WHAT IS BEING ASKED:
Work through the data below and copy out every line where "name" is found.
··· RECORDS SUPPLIED ···
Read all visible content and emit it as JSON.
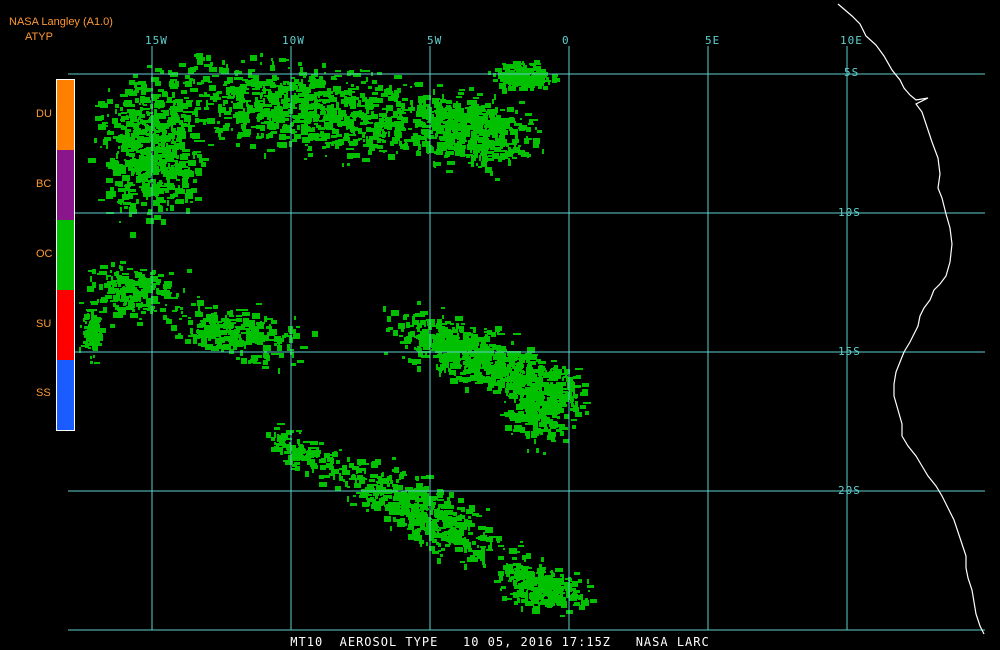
{
  "header": {
    "product": "NASA Langley (A1.0)",
    "parameter": "ATYP"
  },
  "legend": {
    "classes": [
      {
        "code": "DU",
        "color": "#ff8000"
      },
      {
        "code": "BC",
        "color": "#8b168b"
      },
      {
        "code": "OC",
        "color": "#00c000"
      },
      {
        "code": "SU",
        "color": "#ff0000"
      },
      {
        "code": "SS",
        "color": "#1a5cff"
      }
    ]
  },
  "grid": {
    "longitudes": [
      "15W",
      "10W",
      "5W",
      "0",
      "5E",
      "10E"
    ],
    "latitudes": [
      "5S",
      "10S",
      "15S",
      "20S"
    ],
    "color": "#5fd0d0"
  },
  "footer": {
    "caption": "MT10  AEROSOL TYPE   10 05, 2016 17:15Z   NASA LARC"
  },
  "colors": {
    "background": "#000000",
    "coastline": "#ffffff",
    "aerosol": "#00c000"
  }
}
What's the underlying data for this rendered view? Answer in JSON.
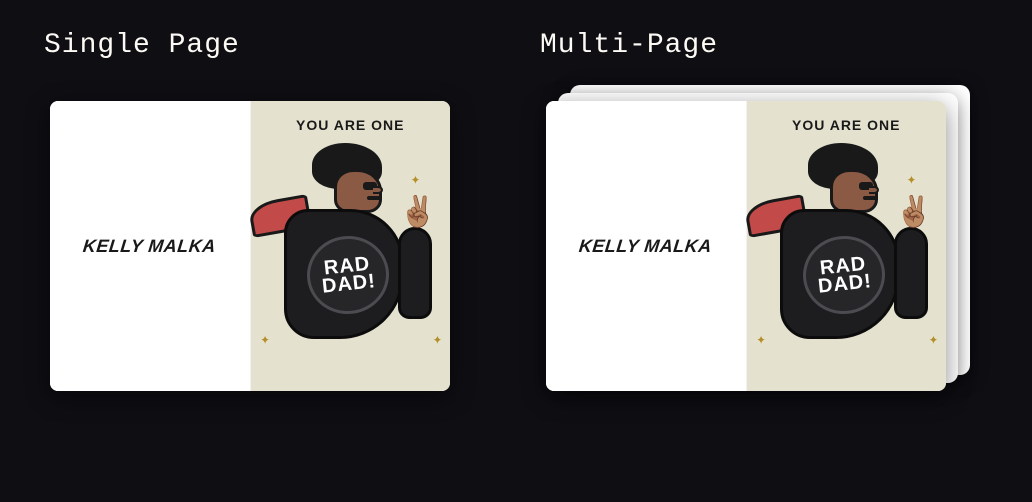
{
  "options": {
    "single": {
      "title": "Single Page"
    },
    "multi": {
      "title": "Multi-Page"
    }
  },
  "card": {
    "artist": "KELLY MALKA",
    "headline": "YOU ARE ONE",
    "patch_line1": "RAD",
    "patch_line2": "DAD!",
    "hand_emoji": "✌🏽",
    "spark": "✦"
  },
  "colors": {
    "bg": "#0e0e13",
    "paper": "#ffffff",
    "cream": "#e4e2ce",
    "ink": "#19191a",
    "scarf": "#c24b49",
    "skin": "#8a5a44"
  }
}
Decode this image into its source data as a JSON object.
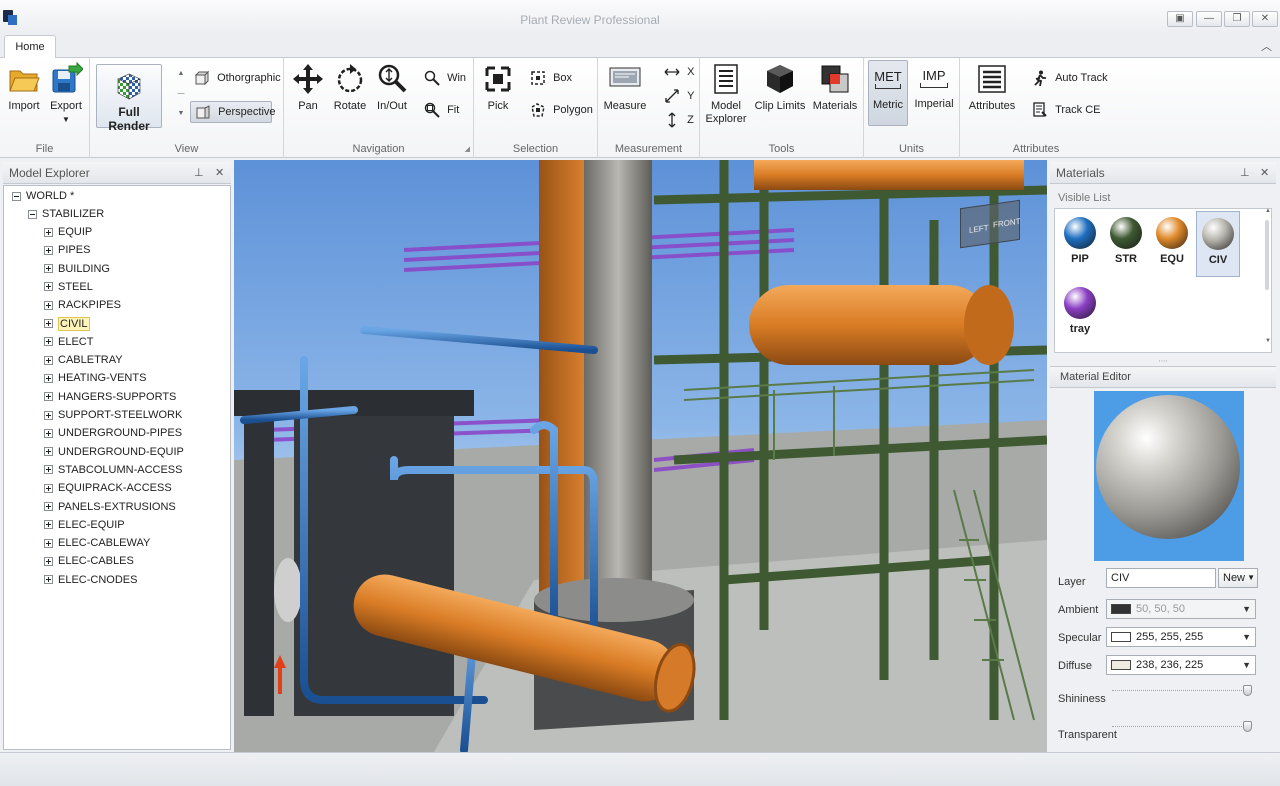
{
  "app": {
    "title": "Plant Review Professional"
  },
  "tabs": [
    {
      "label": "Home"
    }
  ],
  "ribbon": {
    "file": {
      "label": "File",
      "import": "Import",
      "export": "Export"
    },
    "view": {
      "label": "View",
      "full_render": "Full Render",
      "orthographic": "Othorgraphic",
      "perspective": "Perspective"
    },
    "navigation": {
      "label": "Navigation",
      "pan": "Pan",
      "rotate": "Rotate",
      "inout": "In/Out",
      "win": "Win",
      "fit": "Fit"
    },
    "selection": {
      "label": "Selection",
      "pick": "Pick",
      "box": "Box",
      "polygon": "Polygon"
    },
    "measurement": {
      "label": "Measurement",
      "measure": "Measure",
      "x": "X",
      "y": "Y",
      "z": "Z"
    },
    "tools": {
      "label": "Tools",
      "model_explorer_1": "Model",
      "model_explorer_2": "Explorer",
      "clip_limits": "Clip Limits",
      "materials": "Materials"
    },
    "units": {
      "label": "Units",
      "metric_icon": "MET",
      "metric": "Metric",
      "imperial_icon": "IMP",
      "imperial": "Imperial"
    },
    "attributes": {
      "label": "Attributes",
      "attributes": "Attributes",
      "auto_track": "Auto Track",
      "track_ce": "Track CE"
    }
  },
  "model_explorer": {
    "title": "Model Explorer",
    "root": "WORLD *",
    "child": "STABILIZER",
    "items": [
      "EQUIP",
      "PIPES",
      "BUILDING",
      "STEEL",
      "RACKPIPES",
      "CIVIL",
      "ELECT",
      "CABLETRAY",
      "HEATING-VENTS",
      "HANGERS-SUPPORTS",
      "SUPPORT-STEELWORK",
      "UNDERGROUND-PIPES",
      "UNDERGROUND-EQUIP",
      "STABCOLUMN-ACCESS",
      "EQUIPRACK-ACCESS",
      "PANELS-EXTRUSIONS",
      "ELEC-EQUIP",
      "ELEC-CABLEWAY",
      "ELEC-CABLES",
      "ELEC-CNODES"
    ],
    "selected": "CIVIL"
  },
  "viewcube": {
    "left": "LEFT",
    "front": "FRONT"
  },
  "materials": {
    "title": "Materials",
    "visible_list_label": "Visible List",
    "swatches": [
      {
        "name": "PIP",
        "color": "#1f6fc0"
      },
      {
        "name": "STR",
        "color": "#3f5a32"
      },
      {
        "name": "EQU",
        "color": "#e08a2a"
      },
      {
        "name": "CIV",
        "color": "#b8b6ae"
      },
      {
        "name": "tray",
        "color": "#8b3fc4"
      }
    ],
    "selected": "CIV",
    "editor_title": "Material Editor",
    "layer_label": "Layer",
    "layer_value": "CIV",
    "new_button": "New",
    "ambient_label": "Ambient",
    "ambient_value": "50, 50, 50",
    "ambient_color": "#323232",
    "specular_label": "Specular",
    "specular_value": "255, 255, 255",
    "specular_color": "#ffffff",
    "diffuse_label": "Diffuse",
    "diffuse_value": "238, 236, 225",
    "diffuse_color": "#eeece1",
    "shininess_label": "Shininess",
    "transparent_label": "Transparent"
  }
}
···
RESULT:
        "name": "PIP",
        "name": "STR",
        "name": "EQU",
        "name": "CIV",
        "name": "tray",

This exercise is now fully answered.